* **Exercise prompt**
Please output the records below in full, exactly as given, but without the images.
= = = =
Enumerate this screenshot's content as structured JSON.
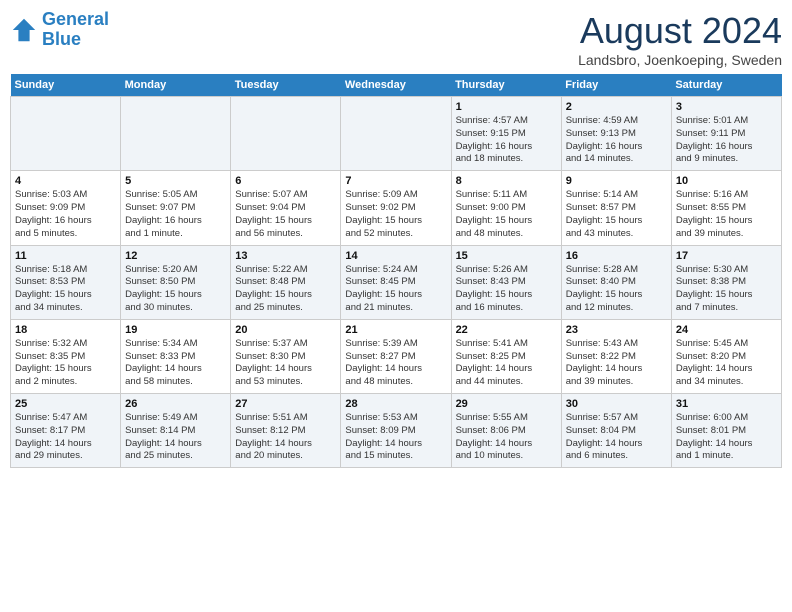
{
  "header": {
    "logo_line1": "General",
    "logo_line2": "Blue",
    "month_title": "August 2024",
    "subtitle": "Landsbro, Joenkoeping, Sweden"
  },
  "days_of_week": [
    "Sunday",
    "Monday",
    "Tuesday",
    "Wednesday",
    "Thursday",
    "Friday",
    "Saturday"
  ],
  "weeks": [
    [
      {
        "day": "",
        "info": ""
      },
      {
        "day": "",
        "info": ""
      },
      {
        "day": "",
        "info": ""
      },
      {
        "day": "",
        "info": ""
      },
      {
        "day": "1",
        "info": "Sunrise: 4:57 AM\nSunset: 9:15 PM\nDaylight: 16 hours\nand 18 minutes."
      },
      {
        "day": "2",
        "info": "Sunrise: 4:59 AM\nSunset: 9:13 PM\nDaylight: 16 hours\nand 14 minutes."
      },
      {
        "day": "3",
        "info": "Sunrise: 5:01 AM\nSunset: 9:11 PM\nDaylight: 16 hours\nand 9 minutes."
      }
    ],
    [
      {
        "day": "4",
        "info": "Sunrise: 5:03 AM\nSunset: 9:09 PM\nDaylight: 16 hours\nand 5 minutes."
      },
      {
        "day": "5",
        "info": "Sunrise: 5:05 AM\nSunset: 9:07 PM\nDaylight: 16 hours\nand 1 minute."
      },
      {
        "day": "6",
        "info": "Sunrise: 5:07 AM\nSunset: 9:04 PM\nDaylight: 15 hours\nand 56 minutes."
      },
      {
        "day": "7",
        "info": "Sunrise: 5:09 AM\nSunset: 9:02 PM\nDaylight: 15 hours\nand 52 minutes."
      },
      {
        "day": "8",
        "info": "Sunrise: 5:11 AM\nSunset: 9:00 PM\nDaylight: 15 hours\nand 48 minutes."
      },
      {
        "day": "9",
        "info": "Sunrise: 5:14 AM\nSunset: 8:57 PM\nDaylight: 15 hours\nand 43 minutes."
      },
      {
        "day": "10",
        "info": "Sunrise: 5:16 AM\nSunset: 8:55 PM\nDaylight: 15 hours\nand 39 minutes."
      }
    ],
    [
      {
        "day": "11",
        "info": "Sunrise: 5:18 AM\nSunset: 8:53 PM\nDaylight: 15 hours\nand 34 minutes."
      },
      {
        "day": "12",
        "info": "Sunrise: 5:20 AM\nSunset: 8:50 PM\nDaylight: 15 hours\nand 30 minutes."
      },
      {
        "day": "13",
        "info": "Sunrise: 5:22 AM\nSunset: 8:48 PM\nDaylight: 15 hours\nand 25 minutes."
      },
      {
        "day": "14",
        "info": "Sunrise: 5:24 AM\nSunset: 8:45 PM\nDaylight: 15 hours\nand 21 minutes."
      },
      {
        "day": "15",
        "info": "Sunrise: 5:26 AM\nSunset: 8:43 PM\nDaylight: 15 hours\nand 16 minutes."
      },
      {
        "day": "16",
        "info": "Sunrise: 5:28 AM\nSunset: 8:40 PM\nDaylight: 15 hours\nand 12 minutes."
      },
      {
        "day": "17",
        "info": "Sunrise: 5:30 AM\nSunset: 8:38 PM\nDaylight: 15 hours\nand 7 minutes."
      }
    ],
    [
      {
        "day": "18",
        "info": "Sunrise: 5:32 AM\nSunset: 8:35 PM\nDaylight: 15 hours\nand 2 minutes."
      },
      {
        "day": "19",
        "info": "Sunrise: 5:34 AM\nSunset: 8:33 PM\nDaylight: 14 hours\nand 58 minutes."
      },
      {
        "day": "20",
        "info": "Sunrise: 5:37 AM\nSunset: 8:30 PM\nDaylight: 14 hours\nand 53 minutes."
      },
      {
        "day": "21",
        "info": "Sunrise: 5:39 AM\nSunset: 8:27 PM\nDaylight: 14 hours\nand 48 minutes."
      },
      {
        "day": "22",
        "info": "Sunrise: 5:41 AM\nSunset: 8:25 PM\nDaylight: 14 hours\nand 44 minutes."
      },
      {
        "day": "23",
        "info": "Sunrise: 5:43 AM\nSunset: 8:22 PM\nDaylight: 14 hours\nand 39 minutes."
      },
      {
        "day": "24",
        "info": "Sunrise: 5:45 AM\nSunset: 8:20 PM\nDaylight: 14 hours\nand 34 minutes."
      }
    ],
    [
      {
        "day": "25",
        "info": "Sunrise: 5:47 AM\nSunset: 8:17 PM\nDaylight: 14 hours\nand 29 minutes."
      },
      {
        "day": "26",
        "info": "Sunrise: 5:49 AM\nSunset: 8:14 PM\nDaylight: 14 hours\nand 25 minutes."
      },
      {
        "day": "27",
        "info": "Sunrise: 5:51 AM\nSunset: 8:12 PM\nDaylight: 14 hours\nand 20 minutes."
      },
      {
        "day": "28",
        "info": "Sunrise: 5:53 AM\nSunset: 8:09 PM\nDaylight: 14 hours\nand 15 minutes."
      },
      {
        "day": "29",
        "info": "Sunrise: 5:55 AM\nSunset: 8:06 PM\nDaylight: 14 hours\nand 10 minutes."
      },
      {
        "day": "30",
        "info": "Sunrise: 5:57 AM\nSunset: 8:04 PM\nDaylight: 14 hours\nand 6 minutes."
      },
      {
        "day": "31",
        "info": "Sunrise: 6:00 AM\nSunset: 8:01 PM\nDaylight: 14 hours\nand 1 minute."
      }
    ]
  ]
}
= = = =
* **Response**
Enumerate this screenshot's content as structured JSON.
{
  "header": {
    "logo_line1": "General",
    "logo_line2": "Blue",
    "month_title": "August 2024",
    "subtitle": "Landsbro, Joenkoeping, Sweden"
  },
  "days_of_week": [
    "Sunday",
    "Monday",
    "Tuesday",
    "Wednesday",
    "Thursday",
    "Friday",
    "Saturday"
  ],
  "weeks": [
    [
      {
        "day": "",
        "info": ""
      },
      {
        "day": "",
        "info": ""
      },
      {
        "day": "",
        "info": ""
      },
      {
        "day": "",
        "info": ""
      },
      {
        "day": "1",
        "info": "Sunrise: 4:57 AM\nSunset: 9:15 PM\nDaylight: 16 hours\nand 18 minutes."
      },
      {
        "day": "2",
        "info": "Sunrise: 4:59 AM\nSunset: 9:13 PM\nDaylight: 16 hours\nand 14 minutes."
      },
      {
        "day": "3",
        "info": "Sunrise: 5:01 AM\nSunset: 9:11 PM\nDaylight: 16 hours\nand 9 minutes."
      }
    ],
    [
      {
        "day": "4",
        "info": "Sunrise: 5:03 AM\nSunset: 9:09 PM\nDaylight: 16 hours\nand 5 minutes."
      },
      {
        "day": "5",
        "info": "Sunrise: 5:05 AM\nSunset: 9:07 PM\nDaylight: 16 hours\nand 1 minute."
      },
      {
        "day": "6",
        "info": "Sunrise: 5:07 AM\nSunset: 9:04 PM\nDaylight: 15 hours\nand 56 minutes."
      },
      {
        "day": "7",
        "info": "Sunrise: 5:09 AM\nSunset: 9:02 PM\nDaylight: 15 hours\nand 52 minutes."
      },
      {
        "day": "8",
        "info": "Sunrise: 5:11 AM\nSunset: 9:00 PM\nDaylight: 15 hours\nand 48 minutes."
      },
      {
        "day": "9",
        "info": "Sunrise: 5:14 AM\nSunset: 8:57 PM\nDaylight: 15 hours\nand 43 minutes."
      },
      {
        "day": "10",
        "info": "Sunrise: 5:16 AM\nSunset: 8:55 PM\nDaylight: 15 hours\nand 39 minutes."
      }
    ],
    [
      {
        "day": "11",
        "info": "Sunrise: 5:18 AM\nSunset: 8:53 PM\nDaylight: 15 hours\nand 34 minutes."
      },
      {
        "day": "12",
        "info": "Sunrise: 5:20 AM\nSunset: 8:50 PM\nDaylight: 15 hours\nand 30 minutes."
      },
      {
        "day": "13",
        "info": "Sunrise: 5:22 AM\nSunset: 8:48 PM\nDaylight: 15 hours\nand 25 minutes."
      },
      {
        "day": "14",
        "info": "Sunrise: 5:24 AM\nSunset: 8:45 PM\nDaylight: 15 hours\nand 21 minutes."
      },
      {
        "day": "15",
        "info": "Sunrise: 5:26 AM\nSunset: 8:43 PM\nDaylight: 15 hours\nand 16 minutes."
      },
      {
        "day": "16",
        "info": "Sunrise: 5:28 AM\nSunset: 8:40 PM\nDaylight: 15 hours\nand 12 minutes."
      },
      {
        "day": "17",
        "info": "Sunrise: 5:30 AM\nSunset: 8:38 PM\nDaylight: 15 hours\nand 7 minutes."
      }
    ],
    [
      {
        "day": "18",
        "info": "Sunrise: 5:32 AM\nSunset: 8:35 PM\nDaylight: 15 hours\nand 2 minutes."
      },
      {
        "day": "19",
        "info": "Sunrise: 5:34 AM\nSunset: 8:33 PM\nDaylight: 14 hours\nand 58 minutes."
      },
      {
        "day": "20",
        "info": "Sunrise: 5:37 AM\nSunset: 8:30 PM\nDaylight: 14 hours\nand 53 minutes."
      },
      {
        "day": "21",
        "info": "Sunrise: 5:39 AM\nSunset: 8:27 PM\nDaylight: 14 hours\nand 48 minutes."
      },
      {
        "day": "22",
        "info": "Sunrise: 5:41 AM\nSunset: 8:25 PM\nDaylight: 14 hours\nand 44 minutes."
      },
      {
        "day": "23",
        "info": "Sunrise: 5:43 AM\nSunset: 8:22 PM\nDaylight: 14 hours\nand 39 minutes."
      },
      {
        "day": "24",
        "info": "Sunrise: 5:45 AM\nSunset: 8:20 PM\nDaylight: 14 hours\nand 34 minutes."
      }
    ],
    [
      {
        "day": "25",
        "info": "Sunrise: 5:47 AM\nSunset: 8:17 PM\nDaylight: 14 hours\nand 29 minutes."
      },
      {
        "day": "26",
        "info": "Sunrise: 5:49 AM\nSunset: 8:14 PM\nDaylight: 14 hours\nand 25 minutes."
      },
      {
        "day": "27",
        "info": "Sunrise: 5:51 AM\nSunset: 8:12 PM\nDaylight: 14 hours\nand 20 minutes."
      },
      {
        "day": "28",
        "info": "Sunrise: 5:53 AM\nSunset: 8:09 PM\nDaylight: 14 hours\nand 15 minutes."
      },
      {
        "day": "29",
        "info": "Sunrise: 5:55 AM\nSunset: 8:06 PM\nDaylight: 14 hours\nand 10 minutes."
      },
      {
        "day": "30",
        "info": "Sunrise: 5:57 AM\nSunset: 8:04 PM\nDaylight: 14 hours\nand 6 minutes."
      },
      {
        "day": "31",
        "info": "Sunrise: 6:00 AM\nSunset: 8:01 PM\nDaylight: 14 hours\nand 1 minute."
      }
    ]
  ]
}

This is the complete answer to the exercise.